[Opening Given records section]

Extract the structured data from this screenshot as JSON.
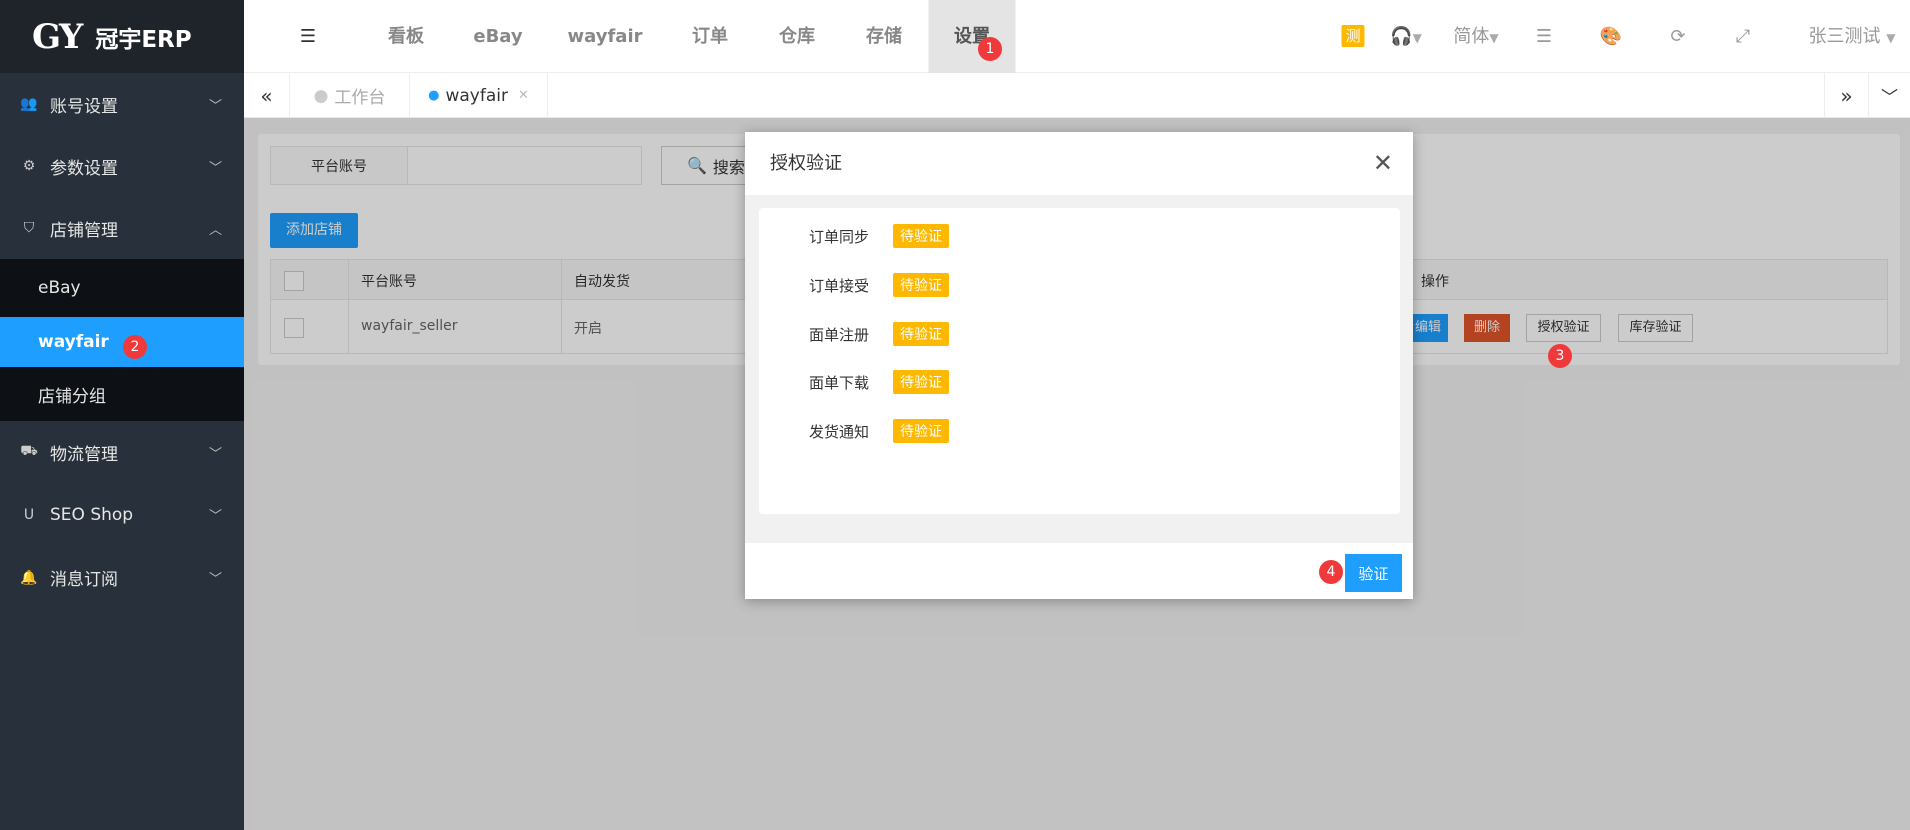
{
  "app": {
    "logo": "GY",
    "name": "冠宇ERP"
  },
  "topnav": {
    "items": [
      "看板",
      "eBay",
      "wayfair",
      "订单",
      "仓库",
      "存储",
      "设置"
    ],
    "active": "设置"
  },
  "topright": {
    "test_badge": "测",
    "language": "简体",
    "user": "张三测试"
  },
  "tabs": [
    {
      "label": "工作台"
    },
    {
      "label": "wayfair"
    }
  ],
  "sidebar": {
    "items": [
      {
        "label": "账号设置",
        "icon": "users-icon"
      },
      {
        "label": "参数设置",
        "icon": "gear-icon"
      },
      {
        "label": "店铺管理",
        "icon": "shield-icon"
      },
      {
        "label": "eBay"
      },
      {
        "label": "wayfair"
      },
      {
        "label": "店铺分组"
      },
      {
        "label": "物流管理",
        "icon": "truck-icon"
      },
      {
        "label": "SEO Shop",
        "icon": "magnet-icon"
      },
      {
        "label": "消息订阅",
        "icon": "bell-icon"
      }
    ]
  },
  "search": {
    "label": "平台账号",
    "value": "",
    "button": "搜索"
  },
  "add_button": "添加店铺",
  "table": {
    "headers": [
      "平台账号",
      "自动发货",
      "操作"
    ],
    "rows": [
      {
        "account": "wayfair_seller",
        "auto_ship": "开启",
        "actions": [
          "编辑",
          "删除",
          "授权验证",
          "库存验证"
        ]
      }
    ]
  },
  "modal": {
    "title": "授权验证",
    "rows": [
      {
        "label": "订单同步",
        "status": "待验证"
      },
      {
        "label": "订单接受",
        "status": "待验证"
      },
      {
        "label": "面单注册",
        "status": "待验证"
      },
      {
        "label": "面单下载",
        "status": "待验证"
      },
      {
        "label": "发货通知",
        "status": "待验证"
      }
    ],
    "confirm": "验证"
  },
  "markers": [
    "1",
    "2",
    "3",
    "4"
  ],
  "colors": {
    "accent": "#1e9fff",
    "warning": "#ffb800",
    "danger": "#e0542a",
    "sidebar": "#28313b"
  }
}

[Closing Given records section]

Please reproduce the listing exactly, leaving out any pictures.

Written solution
Extract the structured data from this screenshot as JSON.
{
  "app": {
    "logo": "GY",
    "name": "冠宇ERP"
  },
  "topnav": {
    "items": [
      "看板",
      "eBay",
      "wayfair",
      "订单",
      "仓库",
      "存储",
      "设置"
    ],
    "active": "设置"
  },
  "topright": {
    "test_badge": "测",
    "language": "简体",
    "user": "张三测试"
  },
  "tabs": [
    {
      "label": "工作台"
    },
    {
      "label": "wayfair"
    }
  ],
  "sidebar": {
    "items": [
      {
        "label": "账号设置",
        "icon": "users-icon"
      },
      {
        "label": "参数设置",
        "icon": "gear-icon"
      },
      {
        "label": "店铺管理",
        "icon": "shield-icon"
      },
      {
        "label": "eBay"
      },
      {
        "label": "wayfair"
      },
      {
        "label": "店铺分组"
      },
      {
        "label": "物流管理",
        "icon": "truck-icon"
      },
      {
        "label": "SEO Shop",
        "icon": "magnet-icon"
      },
      {
        "label": "消息订阅",
        "icon": "bell-icon"
      }
    ]
  },
  "search": {
    "label": "平台账号",
    "value": "",
    "button": "搜索"
  },
  "add_button": "添加店铺",
  "table": {
    "headers": [
      "平台账号",
      "自动发货",
      "操作"
    ],
    "rows": [
      {
        "account": "wayfair_seller",
        "auto_ship": "开启",
        "actions": [
          "编辑",
          "删除",
          "授权验证",
          "库存验证"
        ]
      }
    ]
  },
  "modal": {
    "title": "授权验证",
    "rows": [
      {
        "label": "订单同步",
        "status": "待验证"
      },
      {
        "label": "订单接受",
        "status": "待验证"
      },
      {
        "label": "面单注册",
        "status": "待验证"
      },
      {
        "label": "面单下载",
        "status": "待验证"
      },
      {
        "label": "发货通知",
        "status": "待验证"
      }
    ],
    "confirm": "验证"
  },
  "markers": [
    "1",
    "2",
    "3",
    "4"
  ],
  "colors": {
    "accent": "#1e9fff",
    "warning": "#ffb800",
    "danger": "#e0542a",
    "sidebar": "#28313b"
  }
}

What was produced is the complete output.